++++ DATASET RECORDS

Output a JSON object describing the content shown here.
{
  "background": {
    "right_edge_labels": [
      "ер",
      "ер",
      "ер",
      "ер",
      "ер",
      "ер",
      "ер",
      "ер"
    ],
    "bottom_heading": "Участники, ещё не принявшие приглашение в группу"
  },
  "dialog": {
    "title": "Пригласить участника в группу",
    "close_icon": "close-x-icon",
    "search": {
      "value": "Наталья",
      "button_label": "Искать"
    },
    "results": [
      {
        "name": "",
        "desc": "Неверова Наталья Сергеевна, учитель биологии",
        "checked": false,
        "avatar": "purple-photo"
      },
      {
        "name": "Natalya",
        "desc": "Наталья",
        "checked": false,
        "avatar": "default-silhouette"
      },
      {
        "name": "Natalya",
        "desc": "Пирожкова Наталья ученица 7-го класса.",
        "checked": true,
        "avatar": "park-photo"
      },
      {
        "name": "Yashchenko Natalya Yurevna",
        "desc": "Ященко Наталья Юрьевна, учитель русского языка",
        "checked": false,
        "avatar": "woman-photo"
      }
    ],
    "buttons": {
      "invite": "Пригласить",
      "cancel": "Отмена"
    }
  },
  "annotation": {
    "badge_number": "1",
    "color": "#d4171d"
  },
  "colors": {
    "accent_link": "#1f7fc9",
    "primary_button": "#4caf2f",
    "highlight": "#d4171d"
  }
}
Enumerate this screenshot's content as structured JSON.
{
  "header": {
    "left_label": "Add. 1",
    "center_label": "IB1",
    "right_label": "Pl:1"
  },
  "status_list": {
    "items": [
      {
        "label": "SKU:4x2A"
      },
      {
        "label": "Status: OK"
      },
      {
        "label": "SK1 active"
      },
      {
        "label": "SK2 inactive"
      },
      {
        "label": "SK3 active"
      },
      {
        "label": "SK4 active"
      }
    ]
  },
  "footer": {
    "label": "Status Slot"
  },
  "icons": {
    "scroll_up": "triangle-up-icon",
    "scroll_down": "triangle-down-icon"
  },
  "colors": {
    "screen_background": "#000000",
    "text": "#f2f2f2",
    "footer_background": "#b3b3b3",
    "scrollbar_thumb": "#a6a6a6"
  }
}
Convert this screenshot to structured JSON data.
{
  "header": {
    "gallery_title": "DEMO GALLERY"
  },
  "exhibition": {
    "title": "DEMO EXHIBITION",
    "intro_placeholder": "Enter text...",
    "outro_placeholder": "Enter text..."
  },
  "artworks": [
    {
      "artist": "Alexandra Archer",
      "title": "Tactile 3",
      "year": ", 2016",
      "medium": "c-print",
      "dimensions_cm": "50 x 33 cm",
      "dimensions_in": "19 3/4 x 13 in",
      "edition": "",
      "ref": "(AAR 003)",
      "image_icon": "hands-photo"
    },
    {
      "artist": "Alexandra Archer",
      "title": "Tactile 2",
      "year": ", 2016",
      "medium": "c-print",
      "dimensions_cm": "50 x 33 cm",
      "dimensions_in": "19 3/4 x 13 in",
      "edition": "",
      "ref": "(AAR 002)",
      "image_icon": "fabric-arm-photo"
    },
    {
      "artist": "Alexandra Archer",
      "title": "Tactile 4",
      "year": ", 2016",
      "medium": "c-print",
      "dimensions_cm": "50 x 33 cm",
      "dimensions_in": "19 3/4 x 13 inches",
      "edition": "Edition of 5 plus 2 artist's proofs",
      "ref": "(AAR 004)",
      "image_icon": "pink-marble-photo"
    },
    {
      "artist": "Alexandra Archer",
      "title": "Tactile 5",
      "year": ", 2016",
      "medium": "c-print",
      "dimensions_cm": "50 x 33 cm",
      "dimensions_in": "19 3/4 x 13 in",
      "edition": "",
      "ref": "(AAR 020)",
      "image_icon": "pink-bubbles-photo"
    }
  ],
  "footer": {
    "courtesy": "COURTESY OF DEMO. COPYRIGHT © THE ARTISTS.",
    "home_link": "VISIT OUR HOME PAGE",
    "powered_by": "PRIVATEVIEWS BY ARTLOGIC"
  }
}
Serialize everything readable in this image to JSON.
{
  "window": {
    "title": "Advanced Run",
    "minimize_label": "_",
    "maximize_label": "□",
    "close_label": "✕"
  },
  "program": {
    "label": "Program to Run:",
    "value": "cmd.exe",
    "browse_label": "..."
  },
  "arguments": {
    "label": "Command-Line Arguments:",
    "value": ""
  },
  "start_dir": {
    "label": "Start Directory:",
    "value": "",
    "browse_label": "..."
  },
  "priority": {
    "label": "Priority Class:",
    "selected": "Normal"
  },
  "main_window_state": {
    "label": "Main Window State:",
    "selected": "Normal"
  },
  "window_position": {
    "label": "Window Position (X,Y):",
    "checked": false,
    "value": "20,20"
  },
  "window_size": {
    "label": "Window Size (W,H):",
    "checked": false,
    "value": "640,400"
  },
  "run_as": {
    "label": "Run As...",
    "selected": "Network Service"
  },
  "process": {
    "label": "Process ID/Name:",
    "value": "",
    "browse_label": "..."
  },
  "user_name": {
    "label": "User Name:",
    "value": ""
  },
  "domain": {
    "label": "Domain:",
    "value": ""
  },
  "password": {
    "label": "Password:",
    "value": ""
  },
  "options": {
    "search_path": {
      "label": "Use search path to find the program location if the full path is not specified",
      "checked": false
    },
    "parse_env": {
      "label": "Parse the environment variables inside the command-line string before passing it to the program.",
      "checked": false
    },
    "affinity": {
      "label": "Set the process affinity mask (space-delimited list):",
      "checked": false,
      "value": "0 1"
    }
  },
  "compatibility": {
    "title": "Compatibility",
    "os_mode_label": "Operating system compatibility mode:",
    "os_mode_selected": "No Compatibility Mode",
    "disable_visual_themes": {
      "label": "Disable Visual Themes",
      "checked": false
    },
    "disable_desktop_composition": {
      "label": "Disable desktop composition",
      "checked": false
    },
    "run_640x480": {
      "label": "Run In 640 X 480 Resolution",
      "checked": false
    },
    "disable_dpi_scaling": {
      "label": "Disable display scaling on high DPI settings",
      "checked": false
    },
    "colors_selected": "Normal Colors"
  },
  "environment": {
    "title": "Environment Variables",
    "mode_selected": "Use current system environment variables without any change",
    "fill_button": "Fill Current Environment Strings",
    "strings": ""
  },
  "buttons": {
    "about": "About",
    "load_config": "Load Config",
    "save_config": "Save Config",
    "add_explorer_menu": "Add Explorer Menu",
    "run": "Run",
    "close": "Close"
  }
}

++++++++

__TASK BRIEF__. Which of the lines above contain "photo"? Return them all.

__FINISHED TASK__.
        "avatar": "purple-photo"
        "avatar": "park-photo"
        "avatar": "woman-photo"
      "image_icon": "hands-photo"
      "image_icon": "fabric-arm-photo"
      "image_icon": "pink-marble-photo"
      "image_icon": "pink-bubbles-photo"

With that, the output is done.